I’ve been in an “exhaustion” workshop for the past few weeks, writing about 15 pages per week. It’s been rough. I’m working on a series of shorts that take place at a couple’s retreat. Not sure why I feel like sharing, but here are two things from my submission this past week.
Attic (Janet on Mario)
Mario snores and occasionally grunts, but he never jerks or twitches. The snore is throaty and wheezy. He never should have smoked for so long, Janet thinks, it’s the history of smoking that keeps her awake.
She stares up at the ceiling, through the dark, and recalls the apartment from their undergraduate years. One winter they left the heat off in the New England cold, the winter during which campus pipes froze and all those students and faculty had to go to the massive gym for showers. Ice storm. She never went to the gym, but she imagined cots covered with blankets and pillows from wall to wall, though the storm didn’t really impact anyone’s heating system. Campus heating was always oppressive and dry and always made Mario’s nose bleed. So that’s one reason letting the apartment stay cold was a positive. Also, it gave them hundreds in savings over those three or four months, the goal being a summer trip they never took. So for nothing, really, they spent the winter squirming for friction under stacks of comforters. Always they wore more than two layers of clothing. The tights, the sweatpants. The fleece. The wool. Fucking solely for heat.
In November, chipmunks crowded together in the ceiling. They rushed from side to side all night, their claws scratching.
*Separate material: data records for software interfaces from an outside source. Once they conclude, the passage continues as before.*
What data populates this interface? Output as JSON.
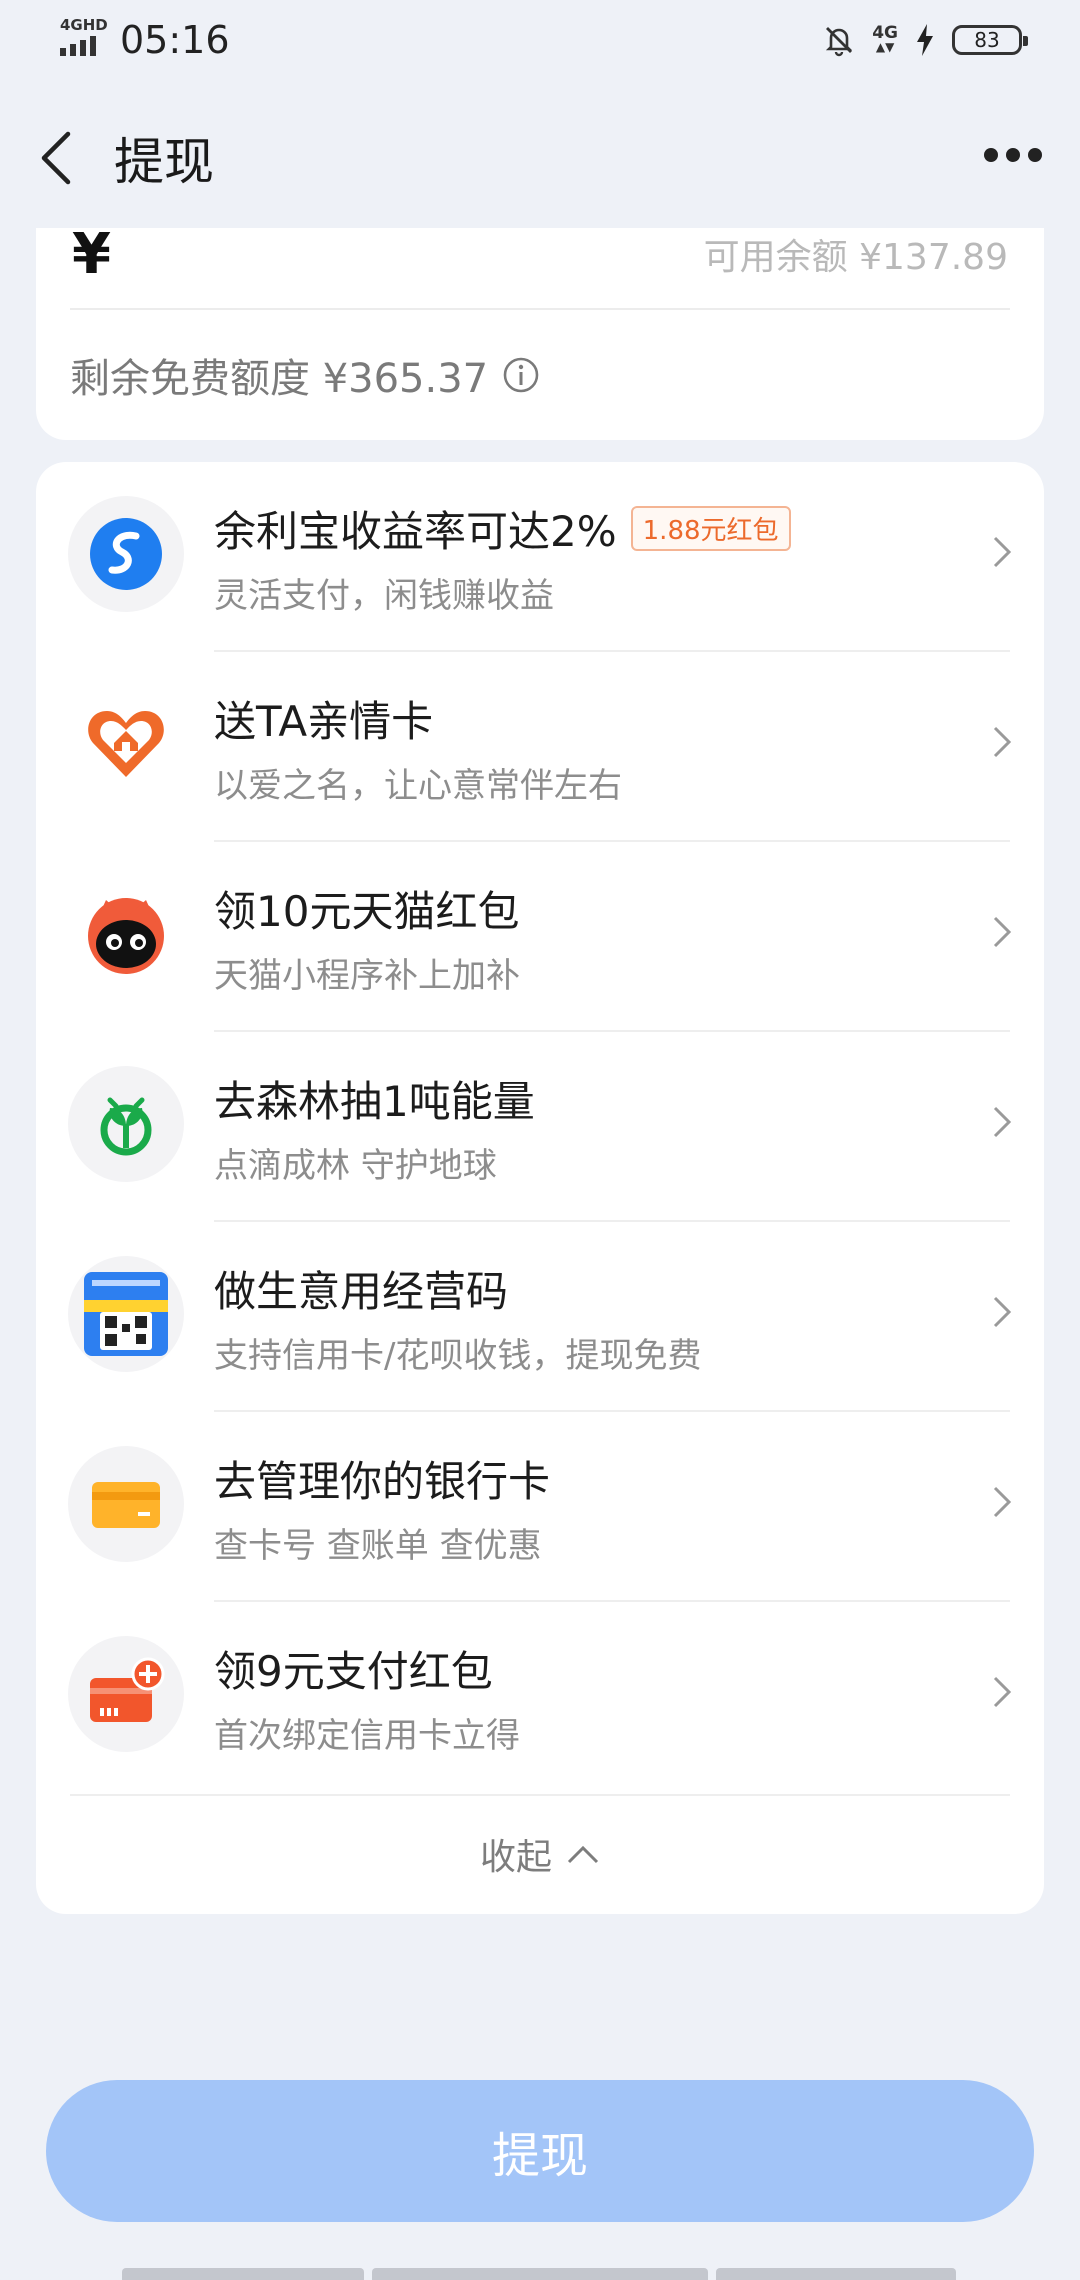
{
  "status_bar": {
    "network_label": "4GHD",
    "time": "05:16",
    "net_type": "4G",
    "battery": "83",
    "battery_level": 0.83
  },
  "nav": {
    "title": "提现"
  },
  "balance_card": {
    "currency_symbol": "¥",
    "available_balance": "可用余额 ¥137.89",
    "free_quota": "剩余免费额度 ¥365.37"
  },
  "services": [
    {
      "title": "余利宝收益率可达2%",
      "badge": "1.88元红包",
      "subtitle": "灵活支付，闲钱赚收益",
      "icon": "yulibao-icon"
    },
    {
      "title": "送TA亲情卡",
      "subtitle": "以爱之名，让心意常伴左右",
      "icon": "family-card-icon"
    },
    {
      "title": "领10元天猫红包",
      "subtitle": "天猫小程序补上加补",
      "icon": "tmall-icon"
    },
    {
      "title": "去森林抽1吨能量",
      "subtitle": "点滴成林 守护地球",
      "icon": "forest-icon"
    },
    {
      "title": "做生意用经营码",
      "subtitle": "支持信用卡/花呗收钱，提现免费",
      "icon": "business-qr-icon"
    },
    {
      "title": "去管理你的银行卡",
      "subtitle": "查卡号 查账单 查优惠",
      "icon": "bank-card-icon"
    },
    {
      "title": "领9元支付红包",
      "subtitle": "首次绑定信用卡立得",
      "icon": "credit-card-add-icon"
    }
  ],
  "collapse_label": "收起",
  "withdraw_button": "提现",
  "colors": {
    "background": "#eef1f7",
    "button": "#a3c5f8",
    "badge": "#ec6a2c"
  }
}
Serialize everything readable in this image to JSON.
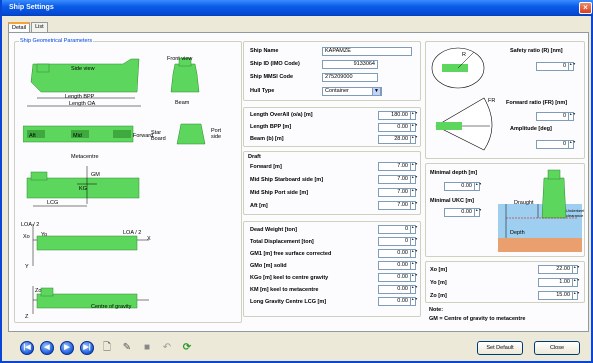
{
  "window": {
    "title": "Ship Settings",
    "close_label": "×"
  },
  "tabs": [
    {
      "label": "Detail"
    },
    {
      "label": "List"
    }
  ],
  "left_group": {
    "title": "Ship Geometrical Parameters",
    "side_view_label": "Side view",
    "front_view_label": "Front view",
    "length_bpp_label": "Length BPP",
    "length_oa_label": "Length OA",
    "beam_label": "Beam",
    "aft_label": "Aft",
    "mid_label": "Mid",
    "forward_label": "Forward",
    "starboard_label": "Star Board",
    "port_side_label": "Port side",
    "metacentre_label": "Metacentre",
    "gm_label": "GM",
    "kg_label": "KG",
    "lcg_label": "LCG",
    "loa2_left_label": "LOA / 2",
    "loa2_right_label": "LOA / 2",
    "centre_gravity_label": "Centre of gravity",
    "x_label": "X",
    "y_label": "Y",
    "z_label": "Z",
    "xo_label": "Xo",
    "zo_label": "Zo",
    "yo_label": "Yo"
  },
  "ship": {
    "name_label": "Ship Name",
    "name_value": "KAPAMZE",
    "imo_label": "Ship ID (IMO Code)",
    "imo_value": "9133064",
    "mmsi_label": "Ship MMSI Code",
    "mmsi_value": "275209000",
    "hull_label": "Hull Type",
    "hull_value": "Container"
  },
  "dimensions": {
    "loa_label": "Length OverAll (o/a) [m]",
    "loa_value": "180.00",
    "lbpp_label": "Length BPP [m]",
    "lbpp_value": "0.00",
    "beam_label": "Beam (b) [m]",
    "beam_value": "28.00"
  },
  "draft": {
    "title": "Draft",
    "forward_label": "Forward [m]",
    "forward_value": "7.00",
    "mid_star_label": "Mid Ship Starboard side [m]",
    "mid_star_value": "7.00",
    "mid_port_label": "Mid Ship Port side [m]",
    "mid_port_value": "7.00",
    "aft_label": "Aft [m]",
    "aft_value": "7.00"
  },
  "weights": [
    {
      "label": "Dead Weight [ton]",
      "value": "0"
    },
    {
      "label": "Total Displacement [ton]",
      "value": "0"
    },
    {
      "label": "GM1 [m] free surface corrected",
      "value": "0.00"
    },
    {
      "label": "GMo [m] solid",
      "value": "0.00"
    },
    {
      "label": "KGo [m] keel to centre gravity",
      "value": "0.00"
    },
    {
      "label": "KM [m] keel to metacentre",
      "value": "0.00"
    },
    {
      "label": "Long Gravity Centre LCG [m]",
      "value": "0.00"
    }
  ],
  "safety": {
    "safety_label": "Safety ratio (R) [nm]",
    "safety_value": "0",
    "forward_ratio_label": "Forward ratio (FR) [nm]",
    "forward_ratio_value": "0",
    "amplitude_label": "Amplitude [deg]",
    "amplitude_value": "0",
    "r_label": "R",
    "fr_label": "FR"
  },
  "depth": {
    "min_depth_label": "Minimal depth [m]",
    "min_depth_value": "0.00",
    "min_ukc_label": "Minimal UKC [m]",
    "min_ukc_value": "0.00",
    "draught_label": "Draught",
    "clearance_label": "Underkeel clearance",
    "depth_label": "Depth"
  },
  "coords": [
    {
      "label": "Xo [m]",
      "value": "22.00"
    },
    {
      "label": "Yo [m]",
      "value": "1.00"
    },
    {
      "label": "Zo [m]",
      "value": "15.00"
    }
  ],
  "note": {
    "title": "Note:",
    "text": "GM = Centre of gravity to metacentre"
  },
  "bottom": {
    "set_default_label": "Set Default",
    "close_label": "Close"
  },
  "colors": {
    "hull_green": "#5cd65c",
    "water": "#9ecff0",
    "sea_bed": "#e9a06e"
  }
}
No matter how many times she told Mario to pretend it was just a bad setting on a white noise machine, he still stood on the office chair and beat the ceiling with his fists in sleepless wild anger, while the chair rolled back and forth beneath him.
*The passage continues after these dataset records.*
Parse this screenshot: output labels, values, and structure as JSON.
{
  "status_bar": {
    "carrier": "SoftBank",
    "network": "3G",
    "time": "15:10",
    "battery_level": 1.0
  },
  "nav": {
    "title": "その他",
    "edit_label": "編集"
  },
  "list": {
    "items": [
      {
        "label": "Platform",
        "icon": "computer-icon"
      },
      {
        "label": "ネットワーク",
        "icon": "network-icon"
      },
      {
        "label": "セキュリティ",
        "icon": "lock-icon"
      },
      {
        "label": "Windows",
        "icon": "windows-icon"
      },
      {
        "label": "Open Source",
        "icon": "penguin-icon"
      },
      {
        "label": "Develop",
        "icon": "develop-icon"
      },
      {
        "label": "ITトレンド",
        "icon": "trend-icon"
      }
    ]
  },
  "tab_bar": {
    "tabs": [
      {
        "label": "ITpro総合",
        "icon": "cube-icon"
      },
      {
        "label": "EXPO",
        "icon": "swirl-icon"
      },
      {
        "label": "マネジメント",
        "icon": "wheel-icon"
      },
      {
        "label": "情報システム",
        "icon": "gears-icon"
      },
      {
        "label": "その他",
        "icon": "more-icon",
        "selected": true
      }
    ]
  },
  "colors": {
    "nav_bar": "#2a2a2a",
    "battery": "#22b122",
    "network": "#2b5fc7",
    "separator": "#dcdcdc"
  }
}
While he was out at work, where he stayed late into the night, and when she wasn’t reading or meditating on the confused anxiety their isolation generated, she sat on the porch. The porch was warped like a Dr. Seuss house and wobbled when you jogged up the steps. She sat naked on the porch in the snow and wrote her name over and over. She leaned in toward Mario’s sleeping ear during the early morning and said, “I’m tired. We’re alone.”
He came home each night like a detective. Insatiable appropriation of her. He woke her up by shaking her body and asked: What was her day like? How was class? How was walking? How was eating? How’s the cold? How’s the medication? His is shitty. Can we just stay in this weekend? Do we have to see your asshole father? Do we have to not smoke around him? Do we have to go out at all?
The loudest family of three on earth lived on the second floor. The house’s owner lived on the first. In the basement were the washer and dryer. You had to walk in through the landlord’s apartment, past his cold-to-the-touch couches, his tall wooden sculptures of nothing. His children hunched in reclining chairs where they wore over-the-ear headphones and twiddle handheld gaming devices, screens pressed against their noses. You carried the laundry past them without looking at them, hoping they don’t notice you. And you kind of wanted to press your nose with that level of interest against anything, so you touched your nose to the clothing, which made you sneeze, and then you hopped up the wobbling stairs and wondered why the washer couldn’t get those pizza stains out from your sheets.
Move In (Mario on Janet)
It took three days for her things to fill my apartment. The toaster stood beside my toaster. Her clothes overflowed my dresser. We stacked our collected silverware in a second drawer-nested plastic organizer. Our things filled cabinets, shelves, cupboards. We had to lean a chair against the refrigerator door to keep it shut. We carried furniture over the unframed photograph stacks that blanketed the hardwood between the bedroom and bathroom. Photographs from our childhoods. That first night, when we woke up in the middle of the night and walked toward the bathroom to pee, the glossy side of that image of my father napping while I watched cartoons stuck to the bottom of our feet.
We came home one night and found a single couch that resembled neither hers nor mine sitting in the living room. Its cushions were plump and the frame was strong and smelled the room up like balsam. We laughed together. We shrugged. We hopped onto the cushions and bounced. It was a keeper. Comfortable. We rolled back and forth on the couch, shed our clothes, fucked on the new cushions— something she really wanted to do. She called it christening the thing.
The next morning our plates and glasses and televisions also transformed into new, single-set replacements. The plates her mother bought her disappeared. My plastic stolen cafeteria cups were gone. In their place we had solid off-white dinnerware. All matching. And then it was the computers, the bed, our clothing, etc. We could wear any of the pants. No jeans stood out as hers or mine. The scattered photographs, which we never did clean up, appeared in crinkling new photo albums, chronologically ordered, our childhood paths completely merged. The stories we told while flipping the photo albums’ pages now involved each other. At this we glowed. She clawed my skin and I rubbed my nose in her hair. We stared at each other’s eyes with rabid adoration.
Then our hair started to tangle nightly. At first it was only strands from our heads, but soon the patches either of us typically shaved—face, leg, pubic, and armpit hair—grew aggressively overnight and twined. In the morning we had to pull our bodies apart slowly and comb out the snarled lengths. We bought fine combs for these mornings alone. I’d help her re-shave. She’d help me. We were sometimes late for school and work.